Building in bushfire prone areas
Will it cost more to build my new house?
If you are proposing to build or develop in a designated bushfire prone area there may be costs associated with additional bushfire planning and building requirements.
Can I include additional bushfire protection measures into my new house?
Useful contactsShow more
Planning Policy Framework and LPS Amendment Regulations
Department of Planning, Lands and Heritage
Bushfire Policy Team
Gordon Stephenson House, 140 William Street, Perth, Western Australia
Ph: (08) 6551 9000
Site specific planning and development enquiries
Please contact your local government.
Local government directory
Accreditation and Training Framework for bushfire consultants
Department of Planning, Lands and Heritage
Bushfire Policy Team
Gordon Stephenson House
140 William Street
Perth, Western Australia
Ph: (08) 6551 9000
Building Regulations and application of AS 3959 building construction standards
Department of Mines, Industry Regulation and Safety (Building and Energy Division)
Level 1 - Mason Bird Building
303 Sevenoaks Street
Cannington, Western Australia 6107
Ph: 1300 48 90 99
Or please contact your local government.
Understanding changes made to Version 1.4 of the Guidelines for Planning in Bushfire Prone Areas
The Planning and Development (Local Planning Schemes) Regulations 2015 were superseded in December 2020 by the Planning Regulation Amendment Regulations 2020, which introduced various improvements to local planning processes. Read more on the information on the amendments.
Read more information on how the Local Planning Schemes Regulations and Amendments affect planning for bushfire prone areas on the Bushfire planning and the Planning and Development (Local Planning Schemes) Regulations 2015 page.
Accreditation and training
Fact sheets and guidelines

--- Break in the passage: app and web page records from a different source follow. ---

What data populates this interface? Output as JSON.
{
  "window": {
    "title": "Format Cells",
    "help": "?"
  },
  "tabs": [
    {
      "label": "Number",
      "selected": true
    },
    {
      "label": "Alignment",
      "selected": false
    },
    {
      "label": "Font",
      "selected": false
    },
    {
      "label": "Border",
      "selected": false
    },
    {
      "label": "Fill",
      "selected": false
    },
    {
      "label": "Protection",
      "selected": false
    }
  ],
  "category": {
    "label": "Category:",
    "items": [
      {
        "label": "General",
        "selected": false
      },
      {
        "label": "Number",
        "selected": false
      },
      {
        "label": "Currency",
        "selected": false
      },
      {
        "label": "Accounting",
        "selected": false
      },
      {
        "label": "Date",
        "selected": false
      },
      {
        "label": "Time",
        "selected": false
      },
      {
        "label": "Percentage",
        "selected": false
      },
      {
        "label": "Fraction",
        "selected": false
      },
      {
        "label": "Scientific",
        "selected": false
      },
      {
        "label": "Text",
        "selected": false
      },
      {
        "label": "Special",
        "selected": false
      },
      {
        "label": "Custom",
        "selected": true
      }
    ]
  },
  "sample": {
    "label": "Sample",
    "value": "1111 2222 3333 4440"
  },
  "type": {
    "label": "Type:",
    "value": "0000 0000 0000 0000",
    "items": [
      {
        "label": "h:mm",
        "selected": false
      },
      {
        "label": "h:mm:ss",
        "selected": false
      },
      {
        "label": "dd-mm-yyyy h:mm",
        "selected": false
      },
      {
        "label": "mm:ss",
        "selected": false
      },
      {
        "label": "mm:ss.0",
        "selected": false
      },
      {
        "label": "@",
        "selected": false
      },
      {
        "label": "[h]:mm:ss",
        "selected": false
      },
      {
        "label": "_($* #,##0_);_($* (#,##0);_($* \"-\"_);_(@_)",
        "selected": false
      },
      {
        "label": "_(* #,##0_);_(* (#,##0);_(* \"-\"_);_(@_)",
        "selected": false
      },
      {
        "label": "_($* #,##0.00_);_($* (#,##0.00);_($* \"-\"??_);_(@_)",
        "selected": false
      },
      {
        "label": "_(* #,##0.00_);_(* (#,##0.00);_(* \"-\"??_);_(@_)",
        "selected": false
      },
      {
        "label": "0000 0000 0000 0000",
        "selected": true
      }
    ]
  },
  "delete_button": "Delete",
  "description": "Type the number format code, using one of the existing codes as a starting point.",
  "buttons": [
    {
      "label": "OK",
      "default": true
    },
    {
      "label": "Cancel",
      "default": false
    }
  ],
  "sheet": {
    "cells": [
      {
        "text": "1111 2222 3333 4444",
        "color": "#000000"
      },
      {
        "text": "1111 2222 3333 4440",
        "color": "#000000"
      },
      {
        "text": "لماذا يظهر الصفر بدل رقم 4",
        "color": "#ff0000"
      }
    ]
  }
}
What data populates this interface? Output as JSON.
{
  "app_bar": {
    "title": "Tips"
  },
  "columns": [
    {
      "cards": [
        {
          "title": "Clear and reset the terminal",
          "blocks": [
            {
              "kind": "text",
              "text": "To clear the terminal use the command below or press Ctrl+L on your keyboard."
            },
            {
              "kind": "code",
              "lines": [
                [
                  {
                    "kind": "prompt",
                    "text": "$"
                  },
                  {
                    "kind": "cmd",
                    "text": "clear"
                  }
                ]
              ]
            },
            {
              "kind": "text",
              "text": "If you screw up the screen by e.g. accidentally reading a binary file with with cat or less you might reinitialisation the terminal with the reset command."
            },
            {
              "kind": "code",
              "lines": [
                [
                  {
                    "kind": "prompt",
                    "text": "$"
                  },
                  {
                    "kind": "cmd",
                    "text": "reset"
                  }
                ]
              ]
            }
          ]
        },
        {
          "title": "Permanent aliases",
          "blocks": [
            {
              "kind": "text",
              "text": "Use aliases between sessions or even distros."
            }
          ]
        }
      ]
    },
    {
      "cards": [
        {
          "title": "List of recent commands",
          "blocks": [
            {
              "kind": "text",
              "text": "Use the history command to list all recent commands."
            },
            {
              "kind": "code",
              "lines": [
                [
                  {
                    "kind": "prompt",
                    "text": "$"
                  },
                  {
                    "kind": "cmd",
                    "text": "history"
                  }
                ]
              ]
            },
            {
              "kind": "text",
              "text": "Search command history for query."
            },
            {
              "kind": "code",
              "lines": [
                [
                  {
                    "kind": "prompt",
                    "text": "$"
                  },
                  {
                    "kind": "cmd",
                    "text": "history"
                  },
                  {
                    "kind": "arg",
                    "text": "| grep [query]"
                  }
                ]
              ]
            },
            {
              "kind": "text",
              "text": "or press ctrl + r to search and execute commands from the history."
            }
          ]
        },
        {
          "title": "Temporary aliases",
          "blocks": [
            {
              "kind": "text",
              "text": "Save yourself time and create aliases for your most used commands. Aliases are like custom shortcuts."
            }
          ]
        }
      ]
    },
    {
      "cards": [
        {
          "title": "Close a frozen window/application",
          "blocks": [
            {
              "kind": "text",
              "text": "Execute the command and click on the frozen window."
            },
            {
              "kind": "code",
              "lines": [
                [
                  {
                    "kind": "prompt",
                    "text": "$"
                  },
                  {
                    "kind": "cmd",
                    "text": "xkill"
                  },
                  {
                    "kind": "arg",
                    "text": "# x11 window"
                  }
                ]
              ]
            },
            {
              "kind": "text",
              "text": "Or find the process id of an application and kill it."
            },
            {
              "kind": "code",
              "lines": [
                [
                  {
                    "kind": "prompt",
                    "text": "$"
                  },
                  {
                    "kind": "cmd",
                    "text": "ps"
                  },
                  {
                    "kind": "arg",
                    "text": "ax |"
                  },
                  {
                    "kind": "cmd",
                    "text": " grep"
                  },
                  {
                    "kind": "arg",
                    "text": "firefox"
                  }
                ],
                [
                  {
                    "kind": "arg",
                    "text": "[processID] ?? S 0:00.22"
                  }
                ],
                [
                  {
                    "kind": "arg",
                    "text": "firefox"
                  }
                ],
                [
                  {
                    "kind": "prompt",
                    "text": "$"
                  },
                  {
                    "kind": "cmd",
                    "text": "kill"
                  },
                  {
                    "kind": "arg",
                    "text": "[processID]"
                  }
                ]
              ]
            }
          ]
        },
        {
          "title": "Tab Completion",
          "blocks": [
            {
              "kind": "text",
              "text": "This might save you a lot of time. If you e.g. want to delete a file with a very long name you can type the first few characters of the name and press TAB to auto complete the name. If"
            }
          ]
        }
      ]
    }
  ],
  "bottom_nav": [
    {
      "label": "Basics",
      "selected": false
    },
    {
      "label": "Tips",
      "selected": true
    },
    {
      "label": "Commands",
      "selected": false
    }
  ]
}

Bushfire management plan templates and forms
How to stay updated
Bushfire planning publications will be amended as required. Subscribers will be sent emails when updates are made. To receive updates please complete the below subscription form
Maps of gazetted town sites and surrounding 50 km boundary
Allowances have been made for new single houses or ancillary dwellings (e.g. granny flats) proposed in a remote location. In remote areas where a proposed new single house or ancillary dwelling will be located outside a 50km radius of a gazetted townsite, a property owner may be able to complete their own BAL assessment (see Fact sheet: Building a house in a remote area). If your proposed development is located in the Perth, Peel, Great Southern or South West regions, this ‘special provision’ will not apply.
If your new single house or ancillary dwelling will be located in one of the regions listed below, please use the following maps to find your development location using the zoom-in function. If your proposed development is located outside a gazetted townsite 50 km boundary, you have the opportunity to prepare your own BAL assessment.
Note: Metropolitan Peel, South West and Great Southern regions have no areas falling outside a 50 km radius of a gazetted townsite.
Local governments which are not completely covered by a local planning scheme
The new bushfire regulatory planning requirements only apply to development applications in areas which are covered by a local planning scheme. If your development application is located outside of a local planning scheme then there are no additional bushfire regulatory planning requirements.
You should contact your local government to enquire if your development application is covered by a local planning scheme.